Please urge your elected representatives to cosponsor and support the inclusive Employment Non-Discrimination Act.
In 1996, when Barack Obama was running for the Illinois Senate, he was asked in a survey by Outlines, a gay community newspaper in Chicago, if he supported same-sex marriage. Unlike most candidates, who merely indicated yes or no, Obama took the unusual step of typing in his response, to which he affixed his signature. Back then not a single state permitted same-sex marriage, and sodomy was a crime. Nonetheless, Obama took a position on the progressive edge of the Democratic Party, and he did so with unmistakable clarity: “I favor legalizing same-sex marriages, and would fight efforts to prohibit such marriages.”
Since then, as Obama traced his dazzling arc to the presidency, his stance on gay rights has become murkier, wordier, less courageous, more Clintonian. During his 2004 US Senate bid, he stated that he supports domestic partnerships and civil unions instead of same-sex marriage. When speaking to gay audiences, he explained his new position as “primarily just…a strategic issue.” But on bigger stages he cited his Christian faith as grounds for his belief that marriage is between a man and a woman, a view he reiterated during the 2008 presidential election even while he also asserted, inconsistently, that religion should not dictate a state’s approach to gay rights.

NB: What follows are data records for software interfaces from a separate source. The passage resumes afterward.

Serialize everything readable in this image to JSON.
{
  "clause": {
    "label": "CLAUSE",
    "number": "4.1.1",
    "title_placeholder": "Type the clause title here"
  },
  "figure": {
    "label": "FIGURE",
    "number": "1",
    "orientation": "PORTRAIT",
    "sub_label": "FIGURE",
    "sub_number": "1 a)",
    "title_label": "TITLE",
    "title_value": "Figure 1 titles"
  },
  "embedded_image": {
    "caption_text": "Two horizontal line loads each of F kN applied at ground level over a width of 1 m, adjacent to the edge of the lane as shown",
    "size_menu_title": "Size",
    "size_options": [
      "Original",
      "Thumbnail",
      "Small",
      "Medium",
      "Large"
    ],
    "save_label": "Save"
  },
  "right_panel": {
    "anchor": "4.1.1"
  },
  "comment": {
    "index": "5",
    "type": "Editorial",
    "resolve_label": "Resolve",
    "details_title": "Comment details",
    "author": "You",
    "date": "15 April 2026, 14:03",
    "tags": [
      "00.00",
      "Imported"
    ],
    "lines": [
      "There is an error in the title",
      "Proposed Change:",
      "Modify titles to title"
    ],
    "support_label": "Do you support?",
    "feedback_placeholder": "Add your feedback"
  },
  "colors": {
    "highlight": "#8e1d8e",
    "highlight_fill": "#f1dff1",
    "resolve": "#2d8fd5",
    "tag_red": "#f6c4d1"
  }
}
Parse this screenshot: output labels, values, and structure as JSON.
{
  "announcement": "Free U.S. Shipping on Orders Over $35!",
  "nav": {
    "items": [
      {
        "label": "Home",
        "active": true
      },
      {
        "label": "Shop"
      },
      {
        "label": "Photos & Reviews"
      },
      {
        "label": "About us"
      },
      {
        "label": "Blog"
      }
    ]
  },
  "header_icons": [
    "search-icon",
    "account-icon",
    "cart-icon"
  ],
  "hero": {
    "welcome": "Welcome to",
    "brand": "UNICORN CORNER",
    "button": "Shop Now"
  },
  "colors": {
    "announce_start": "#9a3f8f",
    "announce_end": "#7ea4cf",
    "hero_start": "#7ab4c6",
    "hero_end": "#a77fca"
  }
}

As president, Obama has made similar equivocations on gay rights. As a senator and as a candidate, he won the vocal support of the vast majority of gays and lesbians by calling for the repeal of both the Defense of Marriage Act (DOMA) and the miserable failure that is “don’t ask, don’t tell,” and by supporting full federal partnership rights (but not same-sex marriage) and the Employment Non-Discrimination Act (ENDA), which would make it illegal to fire someone because of his or her sexual orientation. But he has so far spent no political capital to turn these promises into reality. Quite to the contrary, Obama’s slide hit what one hopes will be a nadir on June 12 when his administration filed a brief defending the legality of DOMA by comparing same-sex marriage to incest and pedophilia.
It is impossible to accept that a president who owes so much to movements for civil rights and social justice, never mind the Obama of 1996, believes in such right-wing bigotry; the only plausible explanation can be one of political calculation. The memory of Bill Clinton’s early failure to integrate the military, as well as the aftermath of the 2004 election, when same-sex marriage was blamed for John Kerry’s loss, looms large in the minds of top Democratic strategists. Guided by veterans of the Clinton-era culture wars like chief of staff Rahm Emanuel, the prevailing wisdom in the White House seems to be that a forward push on gay rights can only endanger what the Democratic Party hopes will be a lasting majority and would squander precious political capital better used on issues like healthcare and economic reform.